The Lawyer Asia Pacific 150 is the only research report to provide a ranking of the top 100 independent local firms and top 50 global firms in the region. The report offers critical review of some of the fastest growing firms and their strategies, a country-by-country guide to leading legal advisers and legal services market trends, plus exclusive insight into the current business development opportunities in the Asia Pacific. Read more
This year, The Lawyer’s annual ranking of the largest UK law firms by turnover is available as an interactive, digital benchmarking tool. For the first time this will allow you to manipulate each data set against the metrics of your choice.
The Solicitors Regulation Authority (SRA) is pressing ahead with radical plans to split the LPC into two separate components.
The plans, which have finally been approved by the SRA board, will result in the compulsory courses on the LPC being split from the electives (optional subjects). This would allow students to embark on their training contracts six months early as they could start immediately after completing the first part of the LPC.
The new structure would also potentially help students who fund the LPC themselves to spread the cost of the course as they could take the electives at a later date or wait until they secure a training contract. Students, however, will not be able to qualify as solicitors until they successfully complete both stages of the LPC.
Course providers will be able to offer the new-look LPC from 2009.
College of Law chief executive Nigel Savage said: "We welcome the additional flexibility because it enables us to build on our strategy of customisation."
"But what it means for students is yet to be determined because so far we only have one half the story," added Savage.

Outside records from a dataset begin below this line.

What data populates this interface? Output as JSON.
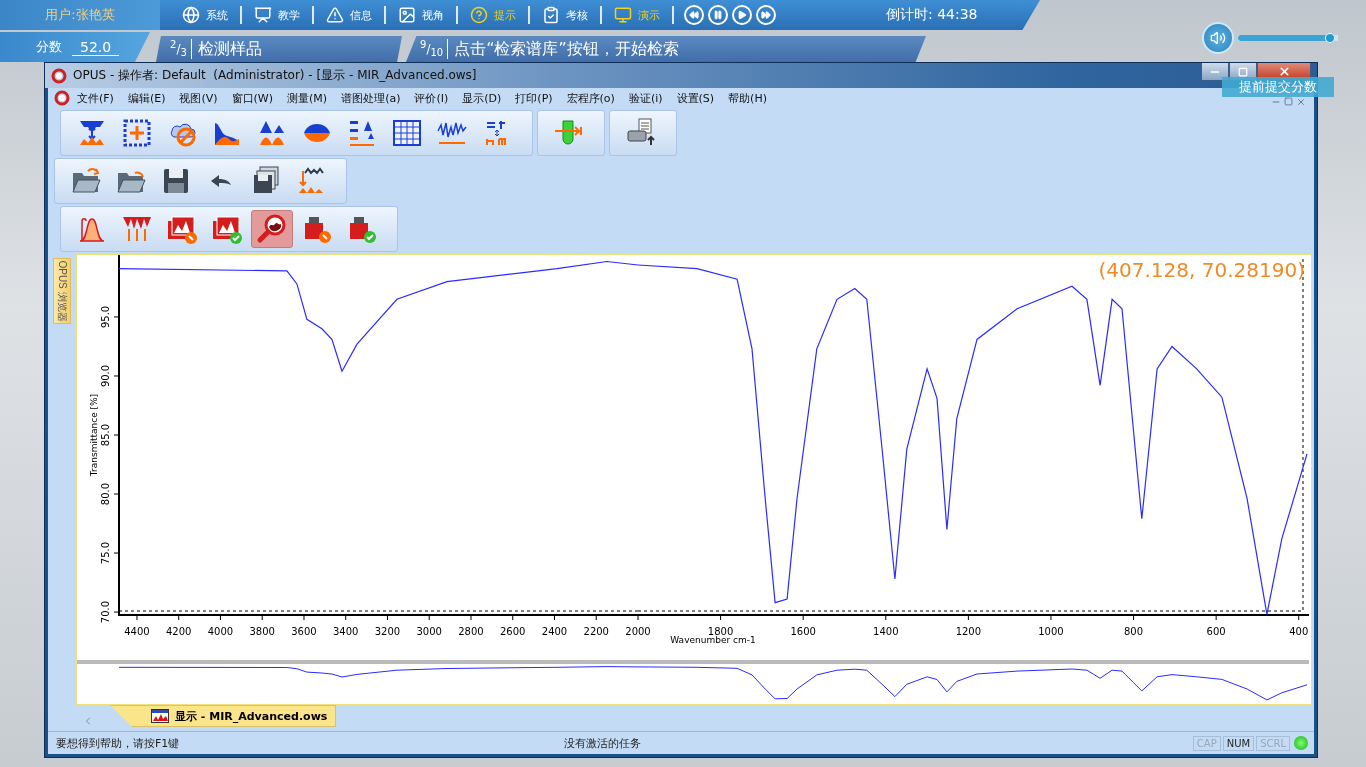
{
  "header": {
    "user": "用户:张艳英",
    "score_label": "分数",
    "score": "52.0",
    "nav": [
      {
        "kind": "globe",
        "label": "系统",
        "highlighted": false
      },
      {
        "kind": "teach",
        "label": "教学",
        "highlighted": false
      },
      {
        "kind": "warning",
        "label": "信息",
        "highlighted": false
      },
      {
        "kind": "picture",
        "label": "视角",
        "highlighted": false
      },
      {
        "kind": "help",
        "label": "提示",
        "highlighted": true
      },
      {
        "kind": "clipboard",
        "label": "考核",
        "highlighted": false
      },
      {
        "kind": "monitor",
        "label": "演示",
        "highlighted": true
      }
    ],
    "media": [
      {
        "kind": "rewind"
      },
      {
        "kind": "pause"
      },
      {
        "kind": "play"
      },
      {
        "kind": "forward"
      }
    ],
    "countdown": "倒计时: 44:38",
    "steps": [
      {
        "fraction": "$^{2}$/$_{3}$",
        "label": "检测样品"
      },
      {
        "fraction": "$^{9}$/$_{10}$",
        "label": "点击“检索谱库”按钮，开始检索"
      }
    ],
    "volume": {
      "level": 0.97
    }
  },
  "submit_button": "提前提交分数",
  "window": {
    "title": "OPUS - 操作者: Default  (Administrator) - [显示 - MIR_Advanced.ows]",
    "menu": [
      "文件(F)",
      "编辑(E)",
      "视图(V)",
      "窗口(W)",
      "测量(M)",
      "谱图处理(a)",
      "评价(I)",
      "显示(D)",
      "打印(P)",
      "宏程序(o)",
      "验证(i)",
      "设置(S)",
      "帮助(H)"
    ],
    "toolbars": [
      [
        [
          {
            "kind": "zoom-vertical",
            "selected": false
          },
          {
            "kind": "zoom-all",
            "selected": false
          },
          {
            "kind": "cloud",
            "selected": false
          },
          {
            "kind": "baseline",
            "selected": false
          },
          {
            "kind": "peaks",
            "selected": false
          },
          {
            "kind": "wave",
            "selected": false
          },
          {
            "kind": "subtract",
            "selected": false
          },
          {
            "kind": "table",
            "selected": false
          },
          {
            "kind": "noise",
            "selected": false
          },
          {
            "kind": "units",
            "selected": false
          }
        ],
        [
          {
            "kind": "tube",
            "selected": false
          }
        ],
        [
          {
            "kind": "printer",
            "selected": false
          }
        ]
      ],
      [
        [
          {
            "kind": "open",
            "selected": false
          },
          {
            "kind": "open-recent",
            "selected": false
          },
          {
            "kind": "save",
            "selected": false
          },
          {
            "kind": "undo",
            "selected": false
          },
          {
            "kind": "save-all",
            "selected": false
          },
          {
            "kind": "load",
            "selected": false
          }
        ]
      ],
      [
        [
          {
            "kind": "peak-curve",
            "selected": false
          },
          {
            "kind": "peak-pick",
            "selected": false
          },
          {
            "kind": "report-repair",
            "selected": false
          },
          {
            "kind": "report-check",
            "selected": false
          },
          {
            "kind": "search",
            "selected": true
          },
          {
            "kind": "weight-repair",
            "selected": false
          },
          {
            "kind": "weight-check",
            "selected": false
          }
        ]
      ]
    ],
    "side_tab": "OPUS 浏览器",
    "spectrum": [
      {
        "chart_data": {
          "type": "line",
          "ylabel": "Transmittance [%]",
          "xlim": [
            4486,
            2000
          ],
          "ylim": [
            69.75,
            100.25
          ],
          "xticks": [
            4400,
            4200,
            4000,
            3800,
            3600,
            3400,
            3200,
            3000,
            2800,
            2600,
            2400,
            2200,
            2000
          ],
          "yticks": [
            {
              "value": 70,
              "label": "70.0"
            },
            {
              "value": 75,
              "label": "75.0"
            },
            {
              "value": 80,
              "label": "80.0"
            },
            {
              "value": 85,
              "label": "85.0"
            },
            {
              "value": 90,
              "label": "90.0"
            },
            {
              "value": 95,
              "label": "95.0"
            }
          ],
          "x": [
            4486,
            3682,
            3634,
            3586,
            3514,
            3466,
            3418,
            3346,
            3155,
            2915,
            2580,
            2388,
            2149,
            2000
          ],
          "series": [
            {
              "color": "#2b2bff",
              "values": [
                99.1,
                98.9,
                97.8,
                94.8,
                94.0,
                93.1,
                90.4,
                92.7,
                96.5,
                98.0,
                98.7,
                99.1,
                99.7,
                99.4
              ]
            }
          ]
        }
      },
      {
        "chart_data": {
          "type": "line",
          "xlabel": "Wavenumber cm-1",
          "xlim": [
            2000,
            380
          ],
          "ylim": [
            69.75,
            100.25
          ],
          "xticks": [
            1800,
            1600,
            1400,
            1200,
            1000,
            800,
            600,
            400
          ],
          "x": [
            2000,
            1857,
            1760,
            1724,
            1692,
            1668,
            1639,
            1615,
            1567,
            1518,
            1475,
            1446,
            1409,
            1378,
            1349,
            1300,
            1276,
            1252,
            1228,
            1179,
            1082,
            949,
            913,
            881,
            852,
            828,
            780,
            743,
            707,
            647,
            586,
            525,
            477,
            441,
            380
          ],
          "series": [
            {
              "color": "#2b2bff",
              "values": [
                99.4,
                99.1,
                98.2,
                92.3,
                79.6,
                70.8,
                71.1,
                79.6,
                92.3,
                96.5,
                97.4,
                96.5,
                83.8,
                72.8,
                83.8,
                90.6,
                88.1,
                77.0,
                86.4,
                93.1,
                95.7,
                97.6,
                96.5,
                89.2,
                96.5,
                95.7,
                77.9,
                90.6,
                92.5,
                90.6,
                88.2,
                79.6,
                69.8,
                76.2,
                83.4
              ]
            }
          ],
          "annotations": [
            "(407.128, 70.28190)"
          ]
        }
      }
    ],
    "tabs": [
      {
        "label": "显示 - MIR_Advanced.ows",
        "selected": true
      }
    ],
    "status_bar": {
      "help": "要想得到帮助，请按F1键",
      "task": "没有激活的任务",
      "indicators": [
        {
          "label": "CAP",
          "on": false
        },
        {
          "label": "NUM",
          "on": true
        },
        {
          "label": "SCRL",
          "on": false
        }
      ]
    }
  }
}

The SRA is still reviewing changes to the training contract, which it is hoping to replace with a more flexible period of work-based experience, during which trainees will be regularly assessed against a clear set of standards. This period of work-based learning can be completed in just 16 months, compared with the two-year training contract. However, a pilot that was due to be launched this month has been delayed.